## INSTRUCTIONS FOR THE TASK
Once the lines below holding the string "structured" are counted, give that number alone.

## MATERIAL SHOWN
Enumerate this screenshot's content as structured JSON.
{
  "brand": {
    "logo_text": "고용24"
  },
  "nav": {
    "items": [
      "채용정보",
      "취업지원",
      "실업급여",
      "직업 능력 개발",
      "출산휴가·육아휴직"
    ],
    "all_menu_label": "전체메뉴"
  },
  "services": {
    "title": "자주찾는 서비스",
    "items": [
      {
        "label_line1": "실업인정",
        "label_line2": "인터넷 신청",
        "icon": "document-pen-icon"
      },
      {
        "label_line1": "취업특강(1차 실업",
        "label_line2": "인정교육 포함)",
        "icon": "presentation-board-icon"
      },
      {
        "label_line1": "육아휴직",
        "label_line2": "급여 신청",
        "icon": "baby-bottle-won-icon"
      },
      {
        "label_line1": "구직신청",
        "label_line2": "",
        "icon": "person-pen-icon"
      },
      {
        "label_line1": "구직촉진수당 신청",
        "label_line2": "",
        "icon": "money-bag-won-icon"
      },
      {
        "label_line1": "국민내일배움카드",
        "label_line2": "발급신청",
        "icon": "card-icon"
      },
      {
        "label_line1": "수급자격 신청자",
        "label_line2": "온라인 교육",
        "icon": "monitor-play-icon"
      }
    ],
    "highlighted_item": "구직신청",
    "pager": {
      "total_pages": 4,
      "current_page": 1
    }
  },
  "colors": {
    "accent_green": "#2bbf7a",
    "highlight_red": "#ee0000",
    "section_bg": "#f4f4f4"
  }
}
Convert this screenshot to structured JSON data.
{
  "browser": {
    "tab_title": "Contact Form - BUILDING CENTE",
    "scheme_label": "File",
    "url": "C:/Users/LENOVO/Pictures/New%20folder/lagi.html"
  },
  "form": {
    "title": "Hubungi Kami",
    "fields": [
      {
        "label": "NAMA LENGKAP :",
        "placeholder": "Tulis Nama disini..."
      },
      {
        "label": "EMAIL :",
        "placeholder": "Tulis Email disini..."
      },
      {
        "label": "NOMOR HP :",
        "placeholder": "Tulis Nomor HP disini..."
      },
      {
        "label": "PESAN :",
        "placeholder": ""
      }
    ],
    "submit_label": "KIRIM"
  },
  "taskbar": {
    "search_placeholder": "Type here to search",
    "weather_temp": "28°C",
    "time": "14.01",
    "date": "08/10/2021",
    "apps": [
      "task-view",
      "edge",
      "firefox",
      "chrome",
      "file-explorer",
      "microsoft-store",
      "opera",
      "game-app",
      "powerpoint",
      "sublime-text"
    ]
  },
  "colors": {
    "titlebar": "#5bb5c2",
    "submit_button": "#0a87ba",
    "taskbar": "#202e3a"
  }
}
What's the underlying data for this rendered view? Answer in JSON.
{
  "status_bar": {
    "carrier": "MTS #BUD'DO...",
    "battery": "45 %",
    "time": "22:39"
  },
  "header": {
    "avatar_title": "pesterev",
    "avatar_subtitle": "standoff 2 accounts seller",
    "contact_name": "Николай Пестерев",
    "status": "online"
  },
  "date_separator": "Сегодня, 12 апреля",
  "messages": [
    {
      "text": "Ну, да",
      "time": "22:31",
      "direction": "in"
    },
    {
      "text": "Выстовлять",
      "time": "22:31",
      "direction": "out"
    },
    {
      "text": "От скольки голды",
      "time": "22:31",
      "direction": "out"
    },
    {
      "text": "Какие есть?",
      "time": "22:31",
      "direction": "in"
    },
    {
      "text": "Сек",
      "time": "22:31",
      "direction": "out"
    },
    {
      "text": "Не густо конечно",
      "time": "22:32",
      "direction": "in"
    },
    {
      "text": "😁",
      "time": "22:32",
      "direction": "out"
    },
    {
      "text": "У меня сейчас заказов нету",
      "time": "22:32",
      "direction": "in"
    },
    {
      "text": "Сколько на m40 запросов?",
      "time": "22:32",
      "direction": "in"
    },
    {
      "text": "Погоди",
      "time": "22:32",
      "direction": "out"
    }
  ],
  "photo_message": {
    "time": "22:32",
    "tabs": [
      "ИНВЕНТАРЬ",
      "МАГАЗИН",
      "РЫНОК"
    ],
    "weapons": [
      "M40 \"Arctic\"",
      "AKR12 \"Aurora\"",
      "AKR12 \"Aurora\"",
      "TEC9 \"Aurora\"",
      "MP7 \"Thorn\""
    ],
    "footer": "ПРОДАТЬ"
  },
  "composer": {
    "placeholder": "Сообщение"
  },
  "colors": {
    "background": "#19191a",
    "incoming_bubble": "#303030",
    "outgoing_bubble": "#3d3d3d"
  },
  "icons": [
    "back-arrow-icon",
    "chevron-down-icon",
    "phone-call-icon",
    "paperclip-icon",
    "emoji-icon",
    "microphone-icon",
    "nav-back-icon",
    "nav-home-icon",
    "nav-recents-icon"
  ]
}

## TASK ANSWER
2